A home can feel like a beloved member of your family. After all, it’s the haven you return to after a difficult day, kicking off your shoes and breathing a sigh of relief. Even if you want to move, saying goodbye isn’t easy. Here are some ways to make it easier to let go.
1. Make a photo album
If you’ve staged the house for sale, it’s never looked better. The paint is fresh, the clutter is gone, and all the annoying broken things you’ve lived with for so long have finally been fixed. That’s part of what makes it so hard to say goodbye: It’s your familiar house, but the equally familiar imperfections have been scrubbed away.
Take thorough pictures before you stage and after, so you can remember what it was like when it was full of your stuff and also what it was like when it was cleaned up. Don’t rely on your real estate agent’s photos — they may be taken down when the house sells, and they won’t necessarily document your favorite parts of the house.
2. Take a piece of it with you
Unless you specifically say so in the agreement of sale, you can’t take things like hardware, light fixtures, or garden plants. But you can take cuttings — many plants root easily in a jar of water and can be transplanted to the garden at your new house. If that’s not practical, press leaves from your garden in a scrapbook. If you can’t live without the midcentury modern light fixture on the second-floor landing, replace it with a new one before you put the house on the market or specify that it’s not for sale along with the rest of the house.
3. Focus on what’s next
You have good reasons for putting your home on the market.
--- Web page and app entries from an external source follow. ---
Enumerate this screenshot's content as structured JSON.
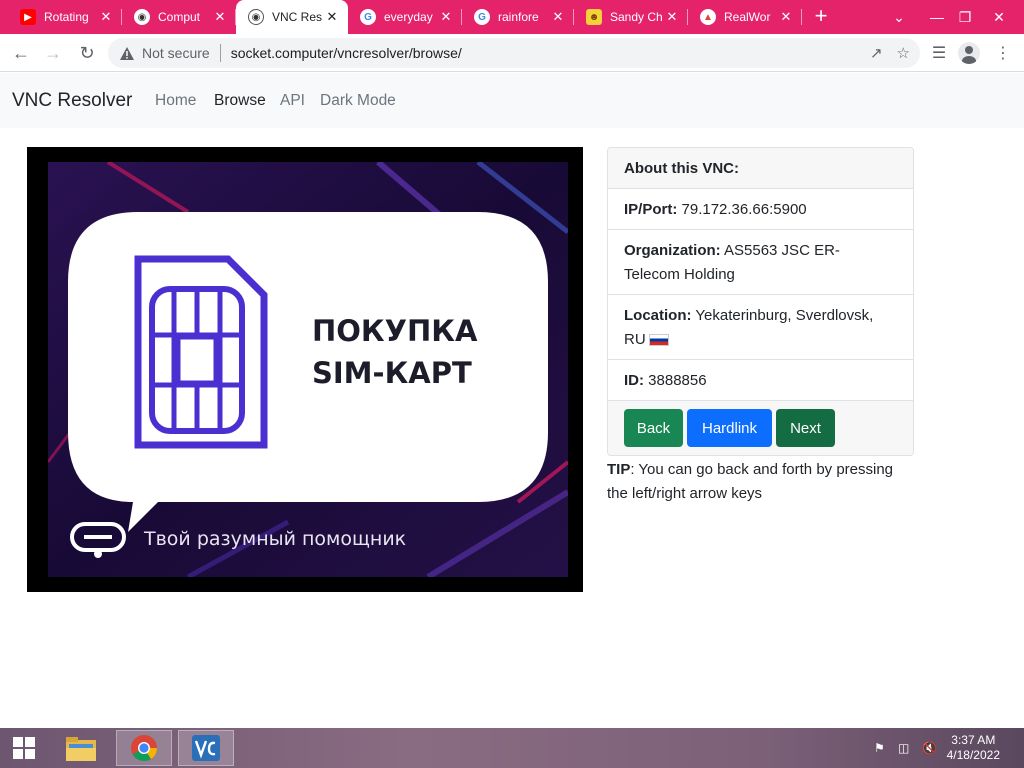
{
  "browser": {
    "tabs": [
      {
        "title": "Rotating",
        "icon": "youtube-icon"
      },
      {
        "title": "Comput",
        "icon": "computer-vision-icon"
      },
      {
        "title": "VNC Res",
        "icon": "vnc-resolver-icon",
        "active": true
      },
      {
        "title": "everyday",
        "icon": "google-icon"
      },
      {
        "title": "rainfore",
        "icon": "google-icon"
      },
      {
        "title": "Sandy Ch",
        "icon": "sandy-icon"
      },
      {
        "title": "RealWor",
        "icon": "realworld-icon"
      }
    ],
    "new_tab": "+",
    "address": {
      "security": "Not secure",
      "url": "socket.computer/vncresolver/browse/"
    }
  },
  "site": {
    "brand": "VNC Resolver",
    "nav": [
      "Home",
      "Browse",
      "API",
      "Dark Mode"
    ],
    "active_nav": "Browse"
  },
  "vnc": {
    "headline_line1": "ПОКУПКА",
    "headline_line2": "SIM-КАРТ",
    "tagline": "Твой разумный помощник"
  },
  "about": {
    "title": "About this VNC:",
    "ip_label": "IP/Port:",
    "ip_value": "79.172.36.66:5900",
    "org_label": "Organization:",
    "org_value_line1": "AS5563 JSC ER-",
    "org_value_line2": "Telecom Holding",
    "loc_label": "Location:",
    "loc_value_line1": "Yekaterinburg, Sverdlovsk,",
    "loc_value_line2": "RU",
    "id_label": "ID:",
    "id_value": "3888856",
    "buttons": {
      "back": "Back",
      "hardlink": "Hardlink",
      "next": "Next"
    }
  },
  "tip": {
    "label": "TIP",
    "text_line1": ": You can go back and forth by pressing",
    "text_line2": "the left/right arrow keys"
  },
  "taskbar": {
    "time": "3:37 AM",
    "date": "4/18/2022",
    "apps": [
      "start-button",
      "file-explorer",
      "chrome",
      "vnc-viewer"
    ]
  },
  "colors": {
    "tabstrip": "#e5236b",
    "btn_back": "#198754",
    "btn_hardlink": "#0d6efd",
    "btn_next": "#146c43"
  }
}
Maybe you need to move to a less expensive home. Maybe a job change is causing you to leave the area. Maybe you need more space. If you’re grieving, revisiting the positive aspects of the change will help. Make a list about what is going to be better about your life after you move and think about how you can make your new home just as wonderful as the one you’re leaving.
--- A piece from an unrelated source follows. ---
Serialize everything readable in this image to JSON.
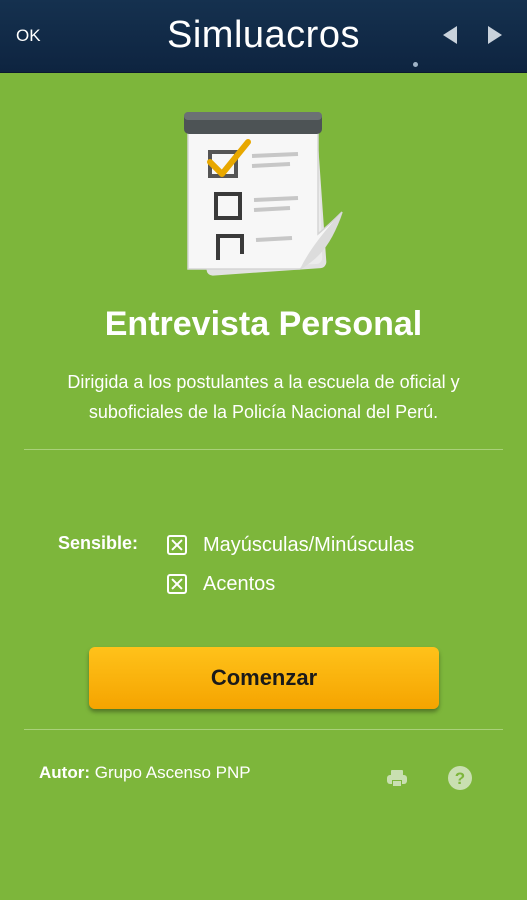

4. Keep your neighborhood friends
If you’ll miss the neighbors, exchange phone numbers or ask them if they’d like to connect on social networks. You may have lived side by side for years, chatting frequently without even needing to exchange phone numbers. Your friendship will change when you’re no longer living in the neighborhood, but it doesn’t have to be over.
5. Throw a party
It’s easier to be sad when you’re alone, so throw one last party to commemorate your time in the house, or schedule a housewarming party not long after you move into your new place. There’s nothing wrong with a little nostalgia, but making new happy memories will take the sting out of a painful transition.